Sunday, 20 May 2012

Wandering lost

I always end up writing about places when I intend to write about people. I'm not sure how to kick the habit. These nicotine patches certainly aren't helping.

Last week I gave a guest talk to a travelling troupe of writers from my alma mater. I was invited along by my friend, Leslie Brody, who published an excellent biography of Jessica Mitford last year.

Domesday skyscraper. 
Her book should be required reading for anybody who wanders around and hates being told what to do - like how to sing for instance, or what to read.

I took the gang to my favourite pub in an alley off the Strand, and someone asked: why do you wander? 

It's a good question. I don't really have a good answer.

Tolkien is currently shouting at tired commuters from lampposts: "all who wander are not lost!" His travel enthusiasm is in promotion of the British Library's current exhibition Writing Britain: Wastelands to Wonderlands.

Some who wander are suckers for this kind of thing, so I found myself there this week. I quickly discovered that many great British writers have appalling handwriting (except for Charlotte Brontë  - hers is exquisite).

You there! Scratch my nose!
The British Library is wonderful. Glass bookcases scrape the ceiling, and apparently the basement descends to 25 meters. Guys with coiffed hair stare down from the architecture with a sternness that can only come from decades of being unable to scratch a nose-itch. 

Writing Britain  uses text and illustration to chart the Green Man's long walk from Hobbiton to to Dog Island by way of Wessex, Metroland, and Jerusalem-upon-Thames.

Kipling said: "Out of the spent and unconsidered earth, the cities rise again". Islington was a quiet suburb, and Marylebone a dairy farm.

Satanic Mills, then and now.
If you walk from Moorgate to the Museum of London, you can see chunks of the old Roman wall waiting patiently for the surrounding steel and glass to fall. 

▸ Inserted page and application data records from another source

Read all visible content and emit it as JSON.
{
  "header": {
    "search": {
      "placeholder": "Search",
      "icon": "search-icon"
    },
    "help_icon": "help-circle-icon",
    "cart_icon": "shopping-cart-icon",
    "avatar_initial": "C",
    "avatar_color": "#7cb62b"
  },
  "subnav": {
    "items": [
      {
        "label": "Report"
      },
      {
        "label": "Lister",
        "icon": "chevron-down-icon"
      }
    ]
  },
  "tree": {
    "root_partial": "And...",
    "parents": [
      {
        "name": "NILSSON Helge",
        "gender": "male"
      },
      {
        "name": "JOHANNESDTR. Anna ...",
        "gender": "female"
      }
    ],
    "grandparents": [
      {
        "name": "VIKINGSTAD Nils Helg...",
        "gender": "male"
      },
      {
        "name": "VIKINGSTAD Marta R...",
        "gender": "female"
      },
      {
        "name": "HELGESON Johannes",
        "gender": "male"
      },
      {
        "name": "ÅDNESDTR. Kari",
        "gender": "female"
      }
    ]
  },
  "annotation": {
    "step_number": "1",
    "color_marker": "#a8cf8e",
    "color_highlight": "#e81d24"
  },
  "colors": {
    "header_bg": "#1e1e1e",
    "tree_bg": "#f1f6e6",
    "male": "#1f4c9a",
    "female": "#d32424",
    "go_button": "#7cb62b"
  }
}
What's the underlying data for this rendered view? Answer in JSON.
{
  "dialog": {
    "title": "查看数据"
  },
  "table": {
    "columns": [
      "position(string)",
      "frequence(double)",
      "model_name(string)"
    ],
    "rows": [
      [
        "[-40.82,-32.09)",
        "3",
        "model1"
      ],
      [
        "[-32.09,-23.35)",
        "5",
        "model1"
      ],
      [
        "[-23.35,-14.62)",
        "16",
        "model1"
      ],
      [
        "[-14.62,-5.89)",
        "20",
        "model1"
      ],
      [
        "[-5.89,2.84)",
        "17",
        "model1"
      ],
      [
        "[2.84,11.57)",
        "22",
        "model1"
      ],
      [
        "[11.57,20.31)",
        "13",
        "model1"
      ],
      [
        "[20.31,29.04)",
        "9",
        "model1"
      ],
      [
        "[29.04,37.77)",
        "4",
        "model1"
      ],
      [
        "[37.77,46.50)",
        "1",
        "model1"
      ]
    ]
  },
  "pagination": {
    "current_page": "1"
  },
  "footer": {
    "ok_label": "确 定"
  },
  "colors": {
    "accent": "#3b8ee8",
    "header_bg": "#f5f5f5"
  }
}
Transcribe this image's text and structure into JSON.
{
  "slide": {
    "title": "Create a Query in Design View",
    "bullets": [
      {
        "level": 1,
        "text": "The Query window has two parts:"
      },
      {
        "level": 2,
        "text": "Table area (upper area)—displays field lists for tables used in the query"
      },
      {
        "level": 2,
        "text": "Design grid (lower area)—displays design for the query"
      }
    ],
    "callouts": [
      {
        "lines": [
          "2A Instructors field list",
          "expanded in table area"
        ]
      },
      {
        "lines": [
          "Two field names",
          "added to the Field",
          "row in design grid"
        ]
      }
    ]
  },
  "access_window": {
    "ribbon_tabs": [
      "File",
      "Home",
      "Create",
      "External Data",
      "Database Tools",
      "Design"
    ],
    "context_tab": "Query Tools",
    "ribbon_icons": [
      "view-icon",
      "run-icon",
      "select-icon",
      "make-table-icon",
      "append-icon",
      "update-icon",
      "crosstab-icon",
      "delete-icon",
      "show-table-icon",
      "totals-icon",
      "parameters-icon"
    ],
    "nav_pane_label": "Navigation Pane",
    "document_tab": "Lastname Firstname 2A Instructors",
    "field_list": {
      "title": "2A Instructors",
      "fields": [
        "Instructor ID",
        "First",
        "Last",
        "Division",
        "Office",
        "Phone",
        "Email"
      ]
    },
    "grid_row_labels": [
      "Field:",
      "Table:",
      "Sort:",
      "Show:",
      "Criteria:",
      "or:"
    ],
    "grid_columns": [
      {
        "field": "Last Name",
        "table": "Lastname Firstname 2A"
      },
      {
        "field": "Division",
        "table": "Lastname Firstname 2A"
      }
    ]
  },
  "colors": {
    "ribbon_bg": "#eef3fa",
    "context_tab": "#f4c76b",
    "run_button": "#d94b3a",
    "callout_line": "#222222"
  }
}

The message of the British Library's exhibition is that writing about places is writing about people. Which makes me feel much better about my bad habit circa line one.  

In addition to wandering all over the place on paper, I wander in and out of London every few years. Thomas de Quincey once said: "my steps in London came back and haunted my sleep."


  1. Frankie Parker21 May 2012 at 03:29

    Reading this took me back to some of the lanes and streets i used to wander when i was living in London.. Feeling a bit "home" sick for it now...

  2. London has been under a leaky cloud for a month or two now, which might help with the homesickness...

  3. London Wall. I used to work near there and used to pass the 'old' wall regularly to meet my brother for lunch. Great days. And thank you for the wander.

  4. A cool part of town and history, que no? Being oblivious, I only discovered it about a week ago...

  5. I need to read everything you have written about here. Still ashamed of the fact that having worked just behind the British Museum for years, I never went inside... :/ PS. I have tagged you in a travel meme over at mine. No obligation obviously (especially as I still haven't done the one you tagged me in!!)....

  6. Oh! Gracias! I love (imagining) travel!

    Y'know, I find places like the British Museum are even better with kids in tow. More work for us mamas, yes, but also such major adventures of discovery for the kiddies. Maybe on your next nephew visit :)

  7. you just made me homesick for a big city with lots of history and many little streets to get lost in... I must visit london, I must, then we could wander together...
    p.s. come visit me at my new online home:
    (aka Moomser)